WHAT IS BEING ASKED
Retype the entries below exactly, dropping the images.

*** DATA RECORDS

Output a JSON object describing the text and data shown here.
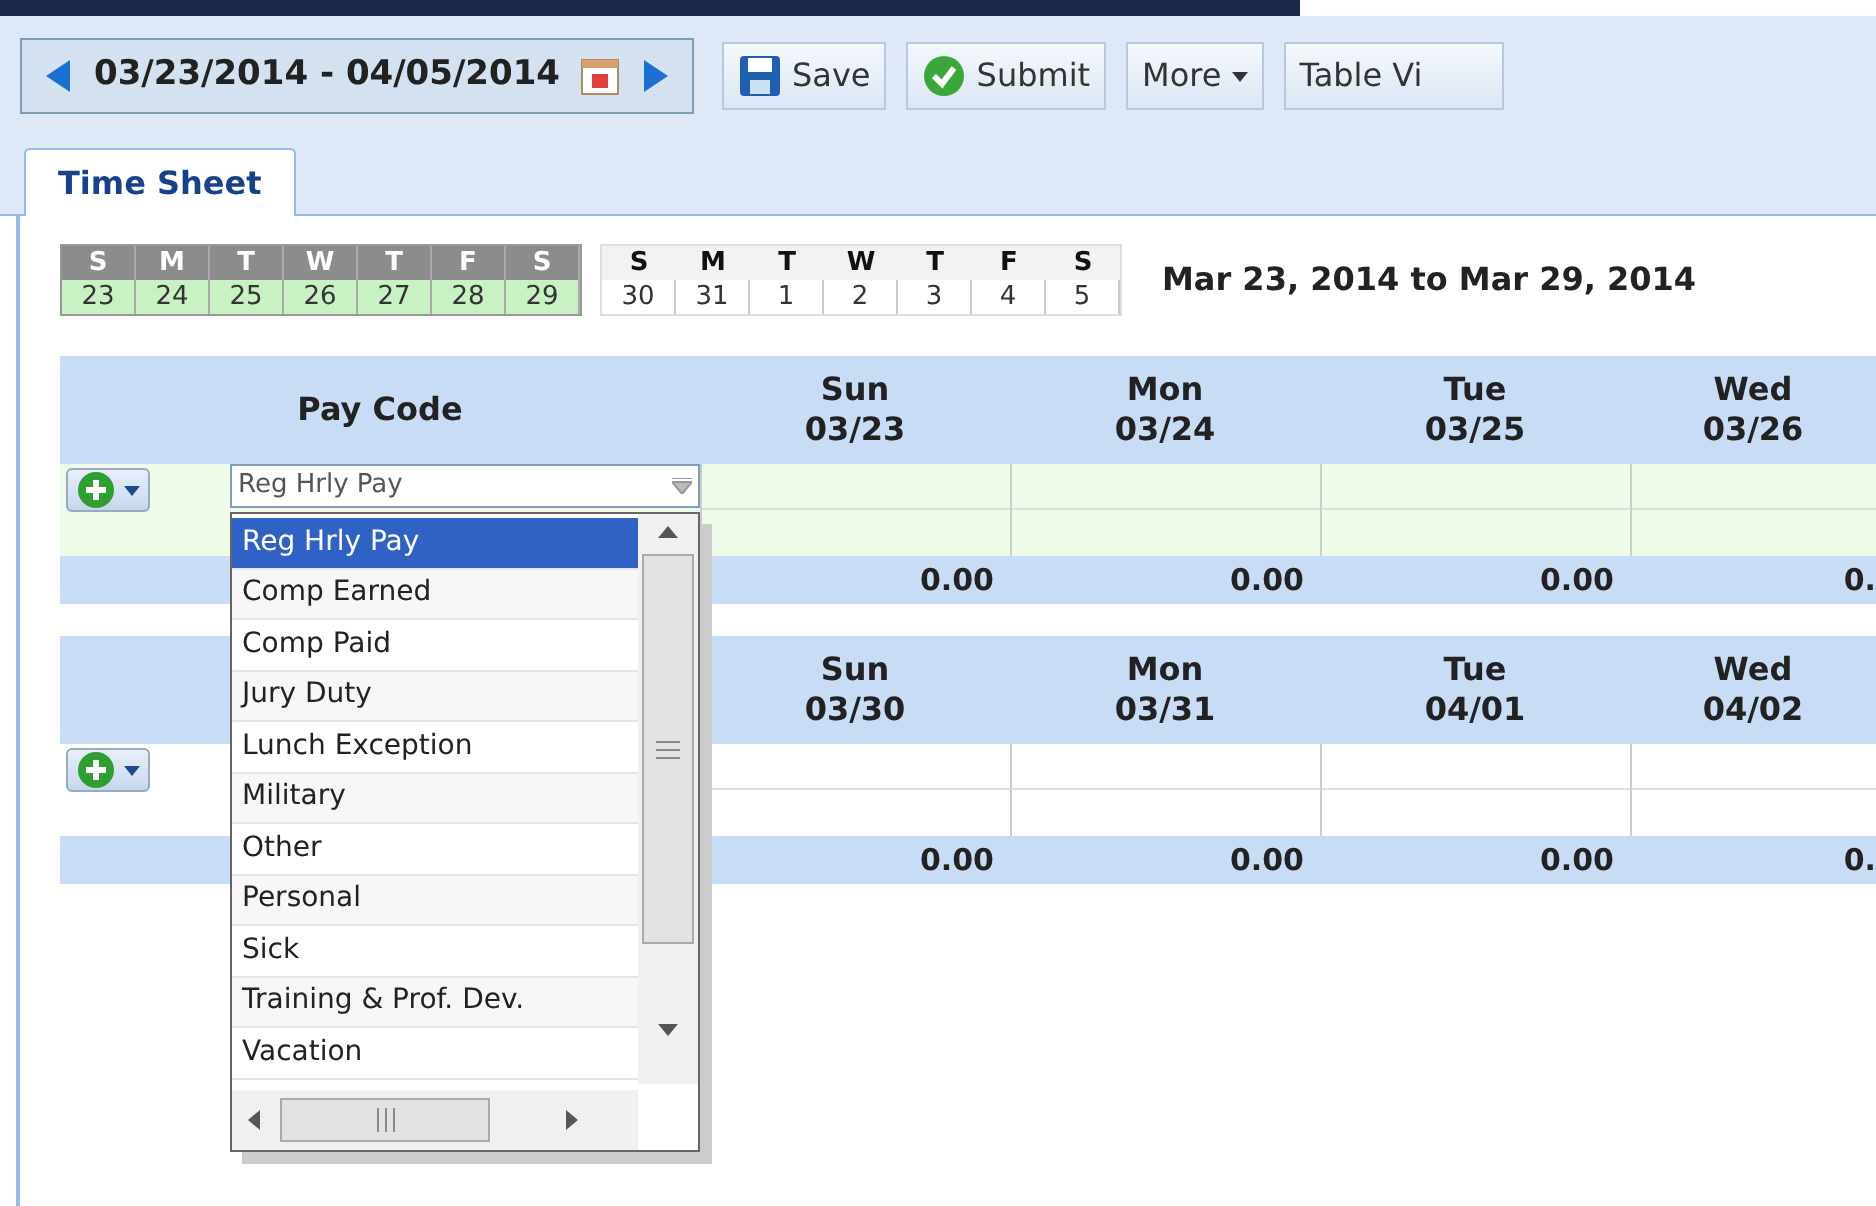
{
  "toolbar": {
    "date_range": "03/23/2014 - 04/05/2014",
    "buttons": [
      {
        "label": "Save",
        "kind": "save"
      },
      {
        "label": "Submit",
        "kind": "submit"
      },
      {
        "label": "More",
        "kind": "menu"
      },
      {
        "label": "Table Vi",
        "kind": "plain"
      }
    ]
  },
  "tabs": [
    {
      "label": "Time Sheet",
      "selected": true
    }
  ],
  "mini_calendar": {
    "weeks": [
      {
        "selected": true,
        "days": [
          {
            "letter": "S",
            "date": "23"
          },
          {
            "letter": "M",
            "date": "24"
          },
          {
            "letter": "T",
            "date": "25"
          },
          {
            "letter": "W",
            "date": "26"
          },
          {
            "letter": "T",
            "date": "27"
          },
          {
            "letter": "F",
            "date": "28"
          },
          {
            "letter": "S",
            "date": "29"
          }
        ]
      },
      {
        "selected": false,
        "days": [
          {
            "letter": "S",
            "date": "30"
          },
          {
            "letter": "M",
            "date": "31"
          },
          {
            "letter": "T",
            "date": "1"
          },
          {
            "letter": "W",
            "date": "2"
          },
          {
            "letter": "T",
            "date": "3"
          },
          {
            "letter": "F",
            "date": "4"
          },
          {
            "letter": "S",
            "date": "5"
          }
        ]
      }
    ],
    "range_label": "Mar 23, 2014 to Mar 29, 2014"
  },
  "weeks": [
    {
      "selected": true,
      "pay_code_heading": "Pay Code",
      "days": [
        {
          "name": "Sun",
          "date": "03/23",
          "total": "0.00"
        },
        {
          "name": "Mon",
          "date": "03/24",
          "total": "0.00"
        },
        {
          "name": "Tue",
          "date": "03/25",
          "total": "0.00"
        },
        {
          "name": "Wed",
          "date": "03/26",
          "total": "0."
        }
      ]
    },
    {
      "selected": false,
      "days": [
        {
          "name": "Sun",
          "date": "03/30",
          "total": "0.00"
        },
        {
          "name": "Mon",
          "date": "03/31",
          "total": "0.00"
        },
        {
          "name": "Tue",
          "date": "04/01",
          "total": "0.00"
        },
        {
          "name": "Wed",
          "date": "04/02",
          "total": "0."
        }
      ]
    }
  ],
  "pay_code_field": {
    "value": "Reg Hrly Pay"
  },
  "pay_code_options": [
    {
      "label": "Reg Hrly Pay",
      "selected": true
    },
    {
      "label": "Comp Earned",
      "selected": false
    },
    {
      "label": "Comp Paid",
      "selected": false
    },
    {
      "label": "Jury Duty",
      "selected": false
    },
    {
      "label": "Lunch Exception",
      "selected": false
    },
    {
      "label": "Military",
      "selected": false
    },
    {
      "label": "Other",
      "selected": false
    },
    {
      "label": "Personal",
      "selected": false
    },
    {
      "label": "Sick",
      "selected": false
    },
    {
      "label": "Training & Prof. Dev.",
      "selected": false
    },
    {
      "label": "Vacation",
      "selected": false
    }
  ]
}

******

TASK SOLUTION
Output a JSON object describing the text and data shown here.
{
  "toolbar": {
    "date_range": "03/23/2014 - 04/05/2014",
    "buttons": [
      {
        "label": "Save",
        "kind": "save"
      },
      {
        "label": "Submit",
        "kind": "submit"
      },
      {
        "label": "More",
        "kind": "menu"
      },
      {
        "label": "Table Vi",
        "kind": "plain"
      }
    ]
  },
  "tabs": [
    {
      "label": "Time Sheet",
      "selected": true
    }
  ],
  "mini_calendar": {
    "weeks": [
      {
        "selected": true,
        "days": [
          {
            "letter": "S",
            "date": "23"
          },
          {
            "letter": "M",
            "date": "24"
          },
          {
            "letter": "T",
            "date": "25"
          },
          {
            "letter": "W",
            "date": "26"
          },
          {
            "letter": "T",
            "date": "27"
          },
          {
            "letter": "F",
            "date": "28"
          },
          {
            "letter": "S",
            "date": "29"
          }
        ]
      },
      {
        "selected": false,
        "days": [
          {
            "letter": "S",
            "date": "30"
          },
          {
            "letter": "M",
            "date": "31"
          },
          {
            "letter": "T",
            "date": "1"
          },
          {
            "letter": "W",
            "date": "2"
          },
          {
            "letter": "T",
            "date": "3"
          },
          {
            "letter": "F",
            "date": "4"
          },
          {
            "letter": "S",
            "date": "5"
          }
        ]
      }
    ],
    "range_label": "Mar 23, 2014 to Mar 29, 2014"
  },
  "weeks": [
    {
      "selected": true,
      "pay_code_heading": "Pay Code",
      "days": [
        {
          "name": "Sun",
          "date": "03/23",
          "total": "0.00"
        },
        {
          "name": "Mon",
          "date": "03/24",
          "total": "0.00"
        },
        {
          "name": "Tue",
          "date": "03/25",
          "total": "0.00"
        },
        {
          "name": "Wed",
          "date": "03/26",
          "total": "0."
        }
      ]
    },
    {
      "selected": false,
      "days": [
        {
          "name": "Sun",
          "date": "03/30",
          "total": "0.00"
        },
        {
          "name": "Mon",
          "date": "03/31",
          "total": "0.00"
        },
        {
          "name": "Tue",
          "date": "04/01",
          "total": "0.00"
        },
        {
          "name": "Wed",
          "date": "04/02",
          "total": "0."
        }
      ]
    }
  ],
  "pay_code_field": {
    "value": "Reg Hrly Pay"
  },
  "pay_code_options": [
    {
      "label": "Reg Hrly Pay",
      "selected": true
    },
    {
      "label": "Comp Earned",
      "selected": false
    },
    {
      "label": "Comp Paid",
      "selected": false
    },
    {
      "label": "Jury Duty",
      "selected": false
    },
    {
      "label": "Lunch Exception",
      "selected": false
    },
    {
      "label": "Military",
      "selected": false
    },
    {
      "label": "Other",
      "selected": false
    },
    {
      "label": "Personal",
      "selected": false
    },
    {
      "label": "Sick",
      "selected": false
    },
    {
      "label": "Training & Prof. Dev.",
      "selected": false
    },
    {
      "label": "Vacation",
      "selected": false
    }
  ]
}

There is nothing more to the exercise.